— Listed records —

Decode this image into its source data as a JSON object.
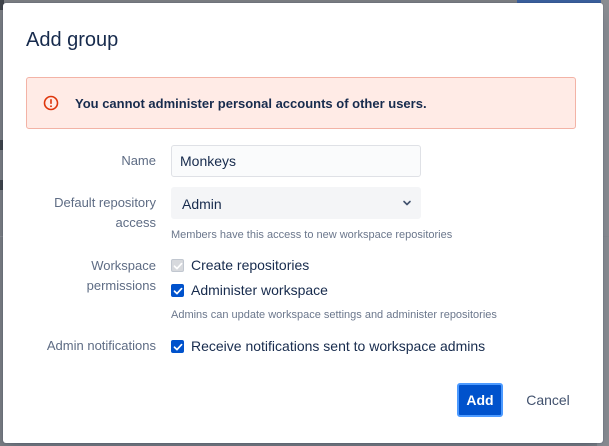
{
  "dialog": {
    "title": "Add group",
    "alert": {
      "icon": "error-icon",
      "message": "You cannot administer personal accounts of other users."
    },
    "fields": {
      "name": {
        "label": "Name",
        "value": "Monkeys"
      },
      "default_access": {
        "label_line1": "Default repository",
        "label_line2": "access",
        "selected": "Admin",
        "helper": "Members have this access to new workspace repositories"
      },
      "permissions": {
        "label_line1": "Workspace",
        "label_line2": "permissions",
        "options": [
          {
            "label": "Create repositories",
            "checked": true,
            "disabled": true
          },
          {
            "label": "Administer workspace",
            "checked": true,
            "disabled": false
          }
        ],
        "helper": "Admins can update workspace settings and administer repositories"
      },
      "notifications": {
        "label": "Admin notifications",
        "option": {
          "label": "Receive notifications sent to workspace admins",
          "checked": true
        }
      }
    },
    "buttons": {
      "add": "Add",
      "cancel": "Cancel"
    }
  },
  "colors": {
    "primary": "#0052cc",
    "alert_bg": "#ffebe6",
    "alert_icon": "#de350b"
  }
}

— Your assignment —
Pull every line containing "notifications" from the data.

— Your response —
      "notifications": {
        "label": "Admin notifications",
          "label": "Receive notifications sent to workspace admins",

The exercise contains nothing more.